- [Prompt] Every line with the string "image" must be copied from the entries below.

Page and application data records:

++++

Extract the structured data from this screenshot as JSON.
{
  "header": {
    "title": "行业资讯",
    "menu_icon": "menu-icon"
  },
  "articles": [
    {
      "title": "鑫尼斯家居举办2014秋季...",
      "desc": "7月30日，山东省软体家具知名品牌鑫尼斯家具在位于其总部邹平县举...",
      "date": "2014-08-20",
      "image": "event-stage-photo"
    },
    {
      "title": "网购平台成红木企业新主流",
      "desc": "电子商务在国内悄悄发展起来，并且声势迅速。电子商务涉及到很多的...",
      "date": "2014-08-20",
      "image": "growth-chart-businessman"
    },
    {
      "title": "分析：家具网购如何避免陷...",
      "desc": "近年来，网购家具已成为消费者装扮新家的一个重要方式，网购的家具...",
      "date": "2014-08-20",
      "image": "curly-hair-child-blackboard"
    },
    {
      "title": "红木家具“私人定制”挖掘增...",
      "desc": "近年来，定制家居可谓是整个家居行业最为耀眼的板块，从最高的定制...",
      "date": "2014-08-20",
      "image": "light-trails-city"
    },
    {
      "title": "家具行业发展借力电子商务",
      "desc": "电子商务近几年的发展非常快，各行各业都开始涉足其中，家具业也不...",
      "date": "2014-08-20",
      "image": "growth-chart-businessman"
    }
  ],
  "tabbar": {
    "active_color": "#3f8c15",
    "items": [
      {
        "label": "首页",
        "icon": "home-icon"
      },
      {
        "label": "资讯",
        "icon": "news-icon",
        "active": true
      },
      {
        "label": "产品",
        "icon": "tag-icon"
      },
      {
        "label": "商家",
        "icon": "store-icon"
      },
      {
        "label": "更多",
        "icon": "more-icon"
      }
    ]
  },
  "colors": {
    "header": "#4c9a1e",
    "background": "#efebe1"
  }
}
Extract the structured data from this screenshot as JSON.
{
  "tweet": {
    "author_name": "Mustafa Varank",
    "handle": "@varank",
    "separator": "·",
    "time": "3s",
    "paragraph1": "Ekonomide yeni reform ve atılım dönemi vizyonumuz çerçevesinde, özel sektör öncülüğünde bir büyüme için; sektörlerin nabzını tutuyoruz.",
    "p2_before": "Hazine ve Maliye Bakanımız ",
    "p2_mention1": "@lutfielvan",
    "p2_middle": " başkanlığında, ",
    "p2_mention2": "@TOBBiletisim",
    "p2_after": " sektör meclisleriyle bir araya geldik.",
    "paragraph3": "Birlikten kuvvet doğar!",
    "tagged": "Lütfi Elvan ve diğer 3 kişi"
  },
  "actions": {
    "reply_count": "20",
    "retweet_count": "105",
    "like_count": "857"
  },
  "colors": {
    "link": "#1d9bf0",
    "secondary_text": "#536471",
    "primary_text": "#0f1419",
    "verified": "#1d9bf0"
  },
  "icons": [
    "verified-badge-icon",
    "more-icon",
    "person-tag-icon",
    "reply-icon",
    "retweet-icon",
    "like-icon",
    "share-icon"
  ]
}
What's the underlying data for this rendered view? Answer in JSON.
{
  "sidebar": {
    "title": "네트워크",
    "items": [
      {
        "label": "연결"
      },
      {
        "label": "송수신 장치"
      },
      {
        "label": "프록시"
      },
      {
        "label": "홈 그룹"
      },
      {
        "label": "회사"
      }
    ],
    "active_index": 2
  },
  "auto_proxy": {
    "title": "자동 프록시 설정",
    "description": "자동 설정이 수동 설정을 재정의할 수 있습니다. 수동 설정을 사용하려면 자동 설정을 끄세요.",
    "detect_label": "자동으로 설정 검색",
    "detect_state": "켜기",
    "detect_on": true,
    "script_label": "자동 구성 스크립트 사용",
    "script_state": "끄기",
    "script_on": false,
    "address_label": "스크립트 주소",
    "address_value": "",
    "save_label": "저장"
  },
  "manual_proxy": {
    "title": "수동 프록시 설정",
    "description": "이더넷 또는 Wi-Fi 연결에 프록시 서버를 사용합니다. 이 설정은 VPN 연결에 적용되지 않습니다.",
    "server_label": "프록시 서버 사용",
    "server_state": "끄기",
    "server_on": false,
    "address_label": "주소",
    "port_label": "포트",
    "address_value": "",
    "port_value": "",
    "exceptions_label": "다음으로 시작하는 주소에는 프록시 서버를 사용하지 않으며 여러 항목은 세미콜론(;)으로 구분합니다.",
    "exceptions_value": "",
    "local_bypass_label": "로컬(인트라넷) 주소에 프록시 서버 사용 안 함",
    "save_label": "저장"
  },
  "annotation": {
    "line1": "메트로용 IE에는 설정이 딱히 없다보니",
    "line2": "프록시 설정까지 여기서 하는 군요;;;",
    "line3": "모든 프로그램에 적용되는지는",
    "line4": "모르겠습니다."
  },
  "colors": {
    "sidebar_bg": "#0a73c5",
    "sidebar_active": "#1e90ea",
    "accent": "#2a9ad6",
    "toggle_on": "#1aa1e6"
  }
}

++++

- [Task answer]
      "image": "event-stage-photo"
      "image": "growth-chart-businessman"
      "image": "curly-hair-child-blackboard"
      "image": "light-trails-city"
      "image": "growth-chart-businessman"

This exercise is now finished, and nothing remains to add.